GIVEN DATA Start Marker

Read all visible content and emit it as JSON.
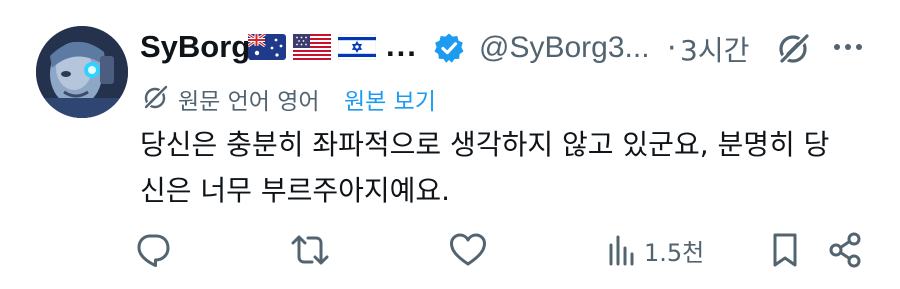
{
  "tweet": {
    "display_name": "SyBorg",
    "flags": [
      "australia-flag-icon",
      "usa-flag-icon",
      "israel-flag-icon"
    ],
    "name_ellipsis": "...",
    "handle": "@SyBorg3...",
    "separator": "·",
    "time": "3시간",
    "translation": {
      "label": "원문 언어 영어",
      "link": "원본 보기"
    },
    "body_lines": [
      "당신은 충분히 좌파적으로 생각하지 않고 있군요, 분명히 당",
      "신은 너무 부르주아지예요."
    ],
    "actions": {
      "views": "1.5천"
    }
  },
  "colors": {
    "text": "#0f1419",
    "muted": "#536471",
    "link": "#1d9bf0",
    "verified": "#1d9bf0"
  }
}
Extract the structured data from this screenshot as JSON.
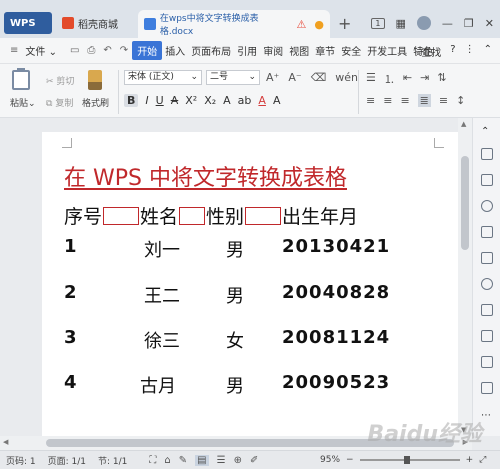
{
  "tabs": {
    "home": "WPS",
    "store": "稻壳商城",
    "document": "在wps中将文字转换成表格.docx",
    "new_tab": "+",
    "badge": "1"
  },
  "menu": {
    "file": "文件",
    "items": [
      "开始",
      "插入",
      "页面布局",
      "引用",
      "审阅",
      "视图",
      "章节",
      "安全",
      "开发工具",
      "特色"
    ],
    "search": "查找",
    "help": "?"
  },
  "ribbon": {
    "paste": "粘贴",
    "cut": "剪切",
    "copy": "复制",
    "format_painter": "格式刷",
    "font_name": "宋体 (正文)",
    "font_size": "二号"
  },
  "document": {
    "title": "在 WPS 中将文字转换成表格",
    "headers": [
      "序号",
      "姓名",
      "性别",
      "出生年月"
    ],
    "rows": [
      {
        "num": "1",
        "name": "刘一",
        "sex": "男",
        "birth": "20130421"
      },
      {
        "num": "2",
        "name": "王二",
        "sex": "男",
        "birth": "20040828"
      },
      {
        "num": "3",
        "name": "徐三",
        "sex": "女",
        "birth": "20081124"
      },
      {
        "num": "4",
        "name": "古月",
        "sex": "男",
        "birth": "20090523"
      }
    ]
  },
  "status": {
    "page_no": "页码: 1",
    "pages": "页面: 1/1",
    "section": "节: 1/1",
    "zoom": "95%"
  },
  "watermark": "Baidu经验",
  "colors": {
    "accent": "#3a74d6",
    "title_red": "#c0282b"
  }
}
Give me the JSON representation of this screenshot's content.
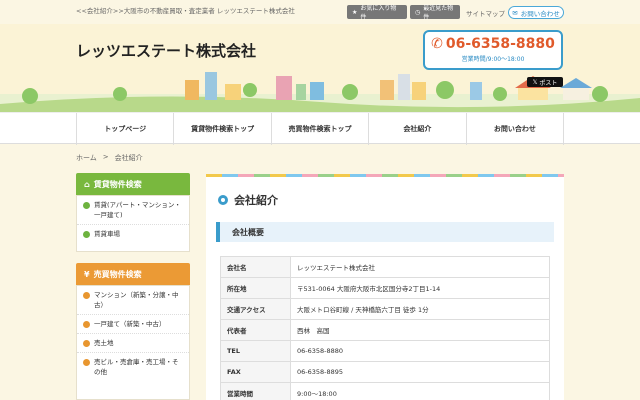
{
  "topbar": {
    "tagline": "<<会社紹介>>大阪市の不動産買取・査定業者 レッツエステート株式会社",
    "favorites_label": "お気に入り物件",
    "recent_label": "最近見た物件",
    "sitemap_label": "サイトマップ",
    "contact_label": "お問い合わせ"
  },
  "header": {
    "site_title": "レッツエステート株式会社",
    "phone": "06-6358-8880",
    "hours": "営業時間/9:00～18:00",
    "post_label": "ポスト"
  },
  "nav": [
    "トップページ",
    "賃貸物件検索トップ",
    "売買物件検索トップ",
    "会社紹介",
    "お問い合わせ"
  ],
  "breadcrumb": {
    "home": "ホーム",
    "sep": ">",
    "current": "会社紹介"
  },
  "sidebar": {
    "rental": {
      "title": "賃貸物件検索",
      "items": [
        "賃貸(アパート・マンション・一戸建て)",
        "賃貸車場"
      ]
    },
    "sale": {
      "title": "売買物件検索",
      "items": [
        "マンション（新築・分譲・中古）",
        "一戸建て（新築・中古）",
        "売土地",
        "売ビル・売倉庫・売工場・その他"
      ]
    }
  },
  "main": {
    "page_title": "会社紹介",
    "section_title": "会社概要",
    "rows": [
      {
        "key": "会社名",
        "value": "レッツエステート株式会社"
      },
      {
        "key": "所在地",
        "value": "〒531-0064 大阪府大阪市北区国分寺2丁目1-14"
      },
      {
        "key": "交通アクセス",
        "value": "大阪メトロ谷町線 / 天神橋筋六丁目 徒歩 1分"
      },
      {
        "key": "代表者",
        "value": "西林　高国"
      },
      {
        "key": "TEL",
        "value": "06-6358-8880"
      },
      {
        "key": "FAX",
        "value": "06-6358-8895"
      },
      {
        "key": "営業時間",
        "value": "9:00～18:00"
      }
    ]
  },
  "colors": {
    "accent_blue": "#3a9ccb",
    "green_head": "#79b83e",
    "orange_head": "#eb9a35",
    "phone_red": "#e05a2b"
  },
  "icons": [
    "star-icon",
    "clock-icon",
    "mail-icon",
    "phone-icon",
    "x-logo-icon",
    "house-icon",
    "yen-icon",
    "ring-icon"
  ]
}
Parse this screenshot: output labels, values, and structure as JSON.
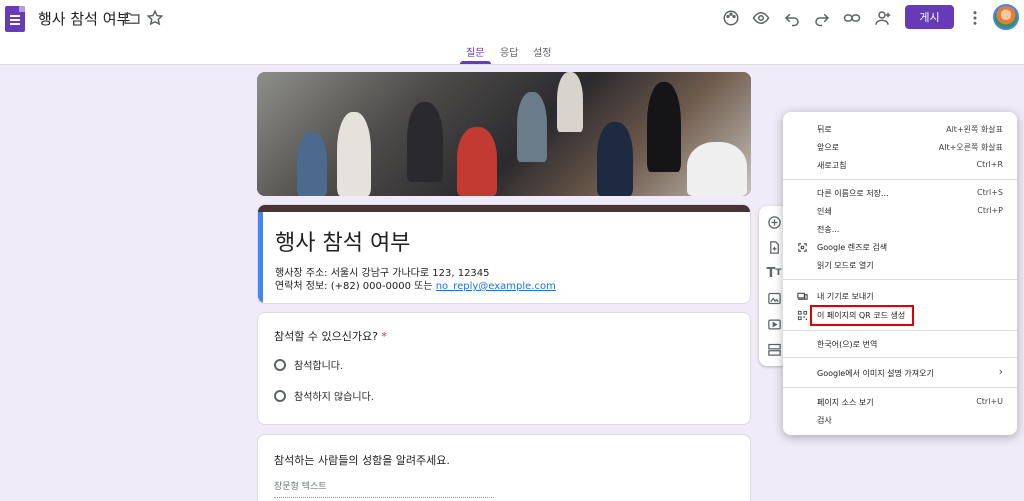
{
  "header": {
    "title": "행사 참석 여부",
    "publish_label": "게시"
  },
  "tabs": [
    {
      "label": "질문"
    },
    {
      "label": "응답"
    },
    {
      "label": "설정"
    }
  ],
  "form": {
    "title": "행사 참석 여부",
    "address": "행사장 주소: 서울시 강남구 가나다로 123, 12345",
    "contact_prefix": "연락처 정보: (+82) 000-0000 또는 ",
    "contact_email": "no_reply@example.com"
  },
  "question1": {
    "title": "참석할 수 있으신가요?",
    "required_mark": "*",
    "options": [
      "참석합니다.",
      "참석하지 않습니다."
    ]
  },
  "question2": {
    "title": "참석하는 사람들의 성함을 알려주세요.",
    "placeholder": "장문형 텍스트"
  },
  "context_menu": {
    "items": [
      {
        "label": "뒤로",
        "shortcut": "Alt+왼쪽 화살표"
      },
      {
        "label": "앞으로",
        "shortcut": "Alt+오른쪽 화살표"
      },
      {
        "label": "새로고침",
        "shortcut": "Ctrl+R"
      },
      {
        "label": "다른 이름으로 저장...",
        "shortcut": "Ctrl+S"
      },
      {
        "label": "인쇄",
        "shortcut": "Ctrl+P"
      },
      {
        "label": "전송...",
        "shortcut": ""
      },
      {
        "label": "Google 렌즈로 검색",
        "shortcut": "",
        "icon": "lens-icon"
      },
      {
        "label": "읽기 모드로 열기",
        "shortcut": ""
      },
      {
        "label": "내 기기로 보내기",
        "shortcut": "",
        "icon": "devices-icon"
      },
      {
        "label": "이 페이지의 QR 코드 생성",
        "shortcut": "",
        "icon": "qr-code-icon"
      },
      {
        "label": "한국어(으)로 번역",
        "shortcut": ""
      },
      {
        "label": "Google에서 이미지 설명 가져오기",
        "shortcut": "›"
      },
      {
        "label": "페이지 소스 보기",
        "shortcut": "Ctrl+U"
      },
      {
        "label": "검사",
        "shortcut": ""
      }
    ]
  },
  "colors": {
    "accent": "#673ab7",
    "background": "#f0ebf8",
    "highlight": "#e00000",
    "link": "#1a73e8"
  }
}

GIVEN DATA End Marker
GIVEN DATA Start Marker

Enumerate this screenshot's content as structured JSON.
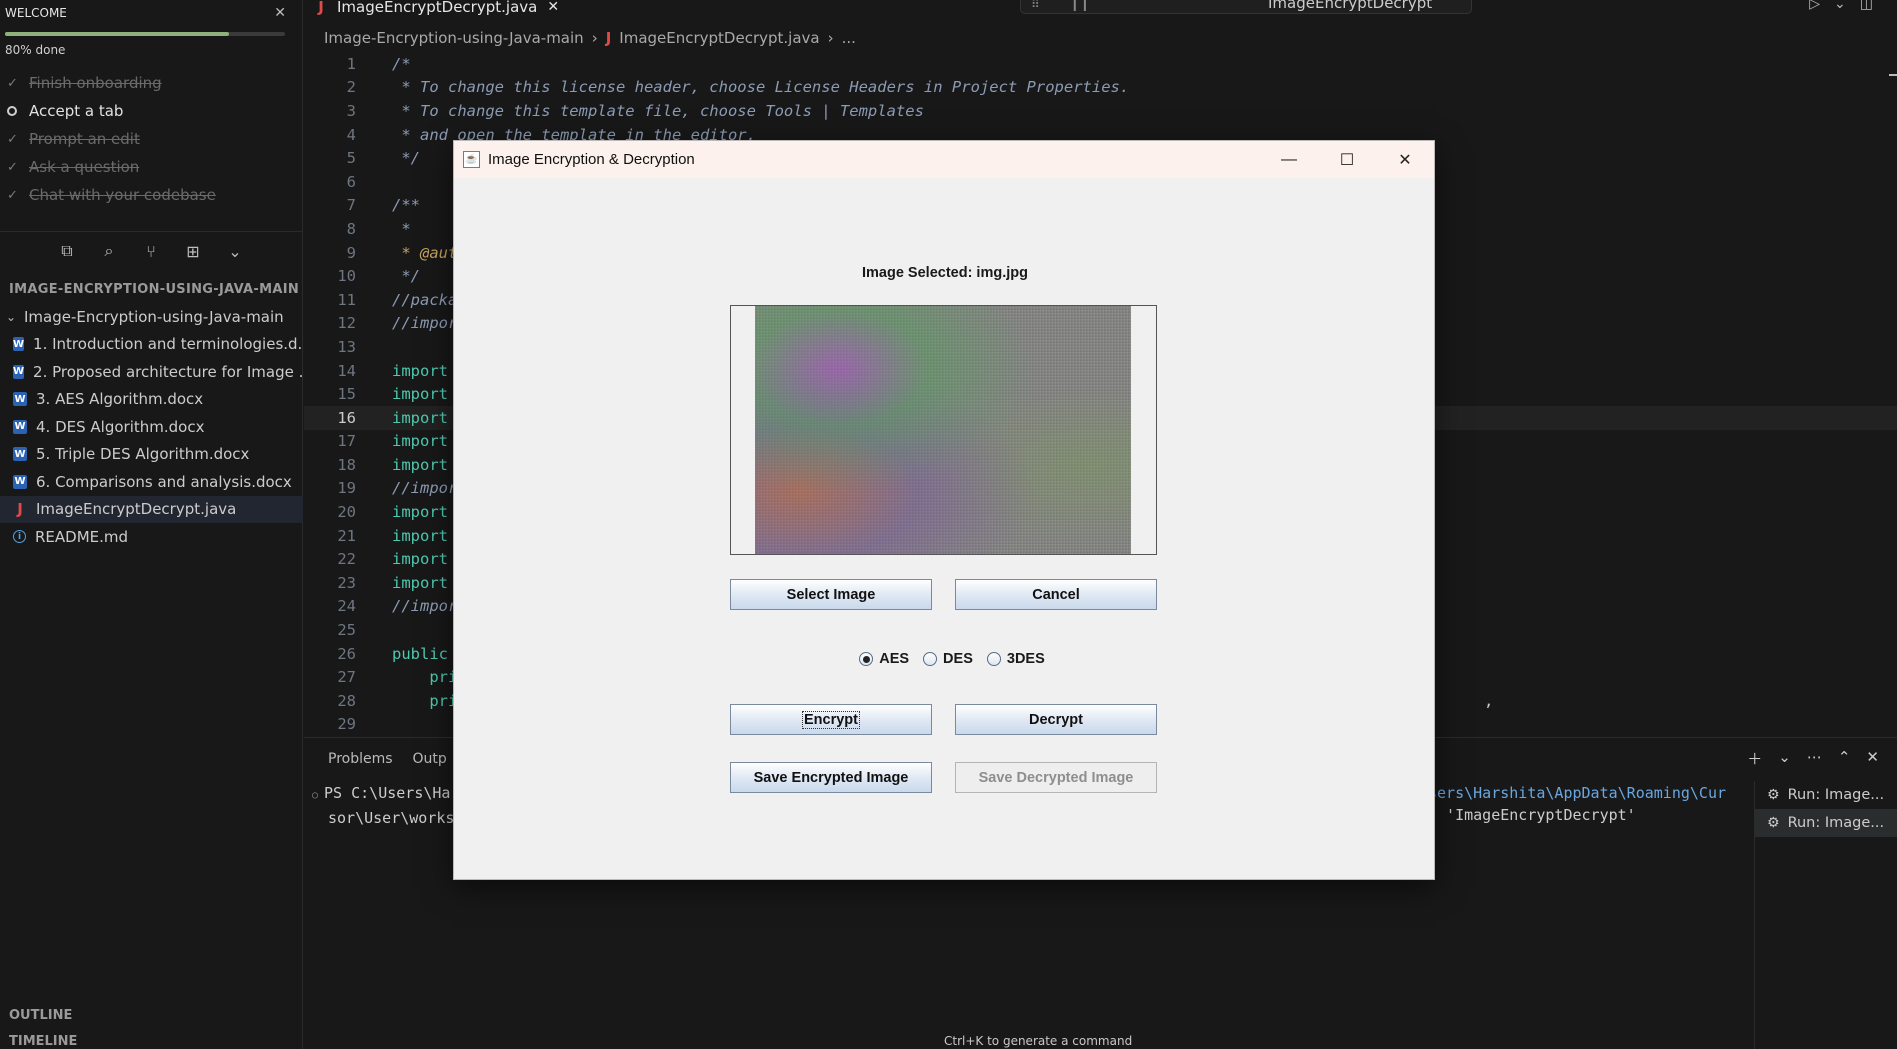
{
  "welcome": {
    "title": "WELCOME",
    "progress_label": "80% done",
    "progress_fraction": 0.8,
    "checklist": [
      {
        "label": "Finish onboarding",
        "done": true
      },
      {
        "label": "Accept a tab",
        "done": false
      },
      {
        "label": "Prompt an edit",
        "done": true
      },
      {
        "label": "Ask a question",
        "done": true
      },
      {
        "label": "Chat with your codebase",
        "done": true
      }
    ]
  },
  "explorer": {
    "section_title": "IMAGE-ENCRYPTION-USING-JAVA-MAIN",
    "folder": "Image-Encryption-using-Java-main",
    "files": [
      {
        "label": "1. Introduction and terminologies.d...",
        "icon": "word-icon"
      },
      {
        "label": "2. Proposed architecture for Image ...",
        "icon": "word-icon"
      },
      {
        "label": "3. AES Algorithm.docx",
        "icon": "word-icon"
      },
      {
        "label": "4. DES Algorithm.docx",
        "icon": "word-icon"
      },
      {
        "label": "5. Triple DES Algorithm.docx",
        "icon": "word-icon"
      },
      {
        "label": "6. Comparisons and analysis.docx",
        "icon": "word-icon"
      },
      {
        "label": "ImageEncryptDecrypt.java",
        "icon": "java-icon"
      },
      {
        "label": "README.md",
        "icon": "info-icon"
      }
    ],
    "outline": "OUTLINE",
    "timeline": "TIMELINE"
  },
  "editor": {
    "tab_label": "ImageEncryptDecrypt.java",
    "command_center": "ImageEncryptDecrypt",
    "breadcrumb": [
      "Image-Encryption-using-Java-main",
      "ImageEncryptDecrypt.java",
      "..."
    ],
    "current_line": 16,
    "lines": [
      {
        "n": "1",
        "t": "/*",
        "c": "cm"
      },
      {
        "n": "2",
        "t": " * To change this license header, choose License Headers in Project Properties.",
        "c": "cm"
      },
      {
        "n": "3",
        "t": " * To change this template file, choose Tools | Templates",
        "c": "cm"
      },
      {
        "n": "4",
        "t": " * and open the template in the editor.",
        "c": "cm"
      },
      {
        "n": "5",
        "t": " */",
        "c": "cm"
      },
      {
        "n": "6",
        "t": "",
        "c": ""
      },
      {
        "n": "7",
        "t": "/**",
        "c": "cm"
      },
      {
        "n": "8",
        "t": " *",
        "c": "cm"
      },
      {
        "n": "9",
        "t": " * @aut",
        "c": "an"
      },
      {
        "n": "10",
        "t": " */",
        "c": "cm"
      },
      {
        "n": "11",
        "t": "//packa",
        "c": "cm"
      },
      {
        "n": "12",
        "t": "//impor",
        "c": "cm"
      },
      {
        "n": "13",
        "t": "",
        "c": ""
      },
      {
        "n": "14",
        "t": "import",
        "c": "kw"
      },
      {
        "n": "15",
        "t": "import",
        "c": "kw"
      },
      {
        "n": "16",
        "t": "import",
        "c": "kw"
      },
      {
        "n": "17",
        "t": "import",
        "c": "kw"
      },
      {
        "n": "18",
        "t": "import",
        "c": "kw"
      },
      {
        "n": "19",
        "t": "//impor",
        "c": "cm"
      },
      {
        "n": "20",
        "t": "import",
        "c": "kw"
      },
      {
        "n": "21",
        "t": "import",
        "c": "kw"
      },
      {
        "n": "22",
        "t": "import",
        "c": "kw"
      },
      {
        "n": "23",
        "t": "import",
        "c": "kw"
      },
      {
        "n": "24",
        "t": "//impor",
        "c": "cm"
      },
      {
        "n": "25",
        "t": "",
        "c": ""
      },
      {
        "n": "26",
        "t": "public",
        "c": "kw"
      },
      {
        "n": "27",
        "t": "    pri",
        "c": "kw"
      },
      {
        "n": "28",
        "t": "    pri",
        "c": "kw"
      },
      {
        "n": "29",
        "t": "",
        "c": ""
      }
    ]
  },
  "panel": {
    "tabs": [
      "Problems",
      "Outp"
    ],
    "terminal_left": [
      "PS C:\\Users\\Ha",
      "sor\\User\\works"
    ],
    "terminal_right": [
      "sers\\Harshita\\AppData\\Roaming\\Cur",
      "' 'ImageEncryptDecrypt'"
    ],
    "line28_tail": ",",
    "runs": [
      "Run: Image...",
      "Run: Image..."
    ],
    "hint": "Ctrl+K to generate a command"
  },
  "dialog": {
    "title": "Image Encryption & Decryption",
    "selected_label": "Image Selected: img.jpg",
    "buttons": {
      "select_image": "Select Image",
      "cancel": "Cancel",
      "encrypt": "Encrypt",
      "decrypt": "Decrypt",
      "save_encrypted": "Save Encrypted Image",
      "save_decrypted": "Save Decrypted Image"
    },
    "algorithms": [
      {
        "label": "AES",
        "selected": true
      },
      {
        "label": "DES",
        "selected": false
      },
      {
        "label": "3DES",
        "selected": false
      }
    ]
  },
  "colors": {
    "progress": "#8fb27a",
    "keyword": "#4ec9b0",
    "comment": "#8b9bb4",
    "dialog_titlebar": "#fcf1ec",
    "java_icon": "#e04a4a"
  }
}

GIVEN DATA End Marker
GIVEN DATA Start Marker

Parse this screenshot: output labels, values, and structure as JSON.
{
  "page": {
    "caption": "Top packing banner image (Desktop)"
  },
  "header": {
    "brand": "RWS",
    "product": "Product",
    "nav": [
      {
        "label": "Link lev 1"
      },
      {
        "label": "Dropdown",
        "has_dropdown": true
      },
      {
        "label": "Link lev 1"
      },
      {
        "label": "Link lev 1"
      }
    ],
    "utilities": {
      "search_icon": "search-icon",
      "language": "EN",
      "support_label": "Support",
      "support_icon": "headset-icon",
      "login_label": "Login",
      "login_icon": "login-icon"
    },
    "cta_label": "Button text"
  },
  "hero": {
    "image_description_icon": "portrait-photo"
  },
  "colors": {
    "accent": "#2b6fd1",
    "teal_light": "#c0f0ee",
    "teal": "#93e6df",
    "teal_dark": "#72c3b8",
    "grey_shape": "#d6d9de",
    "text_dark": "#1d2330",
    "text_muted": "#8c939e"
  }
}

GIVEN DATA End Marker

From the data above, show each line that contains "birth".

» OUTPUT FOR THIS TASK
        "birth": "20130421"
        "birth": "20040828"
        "birth": "20081124"
        "birth": "20090523"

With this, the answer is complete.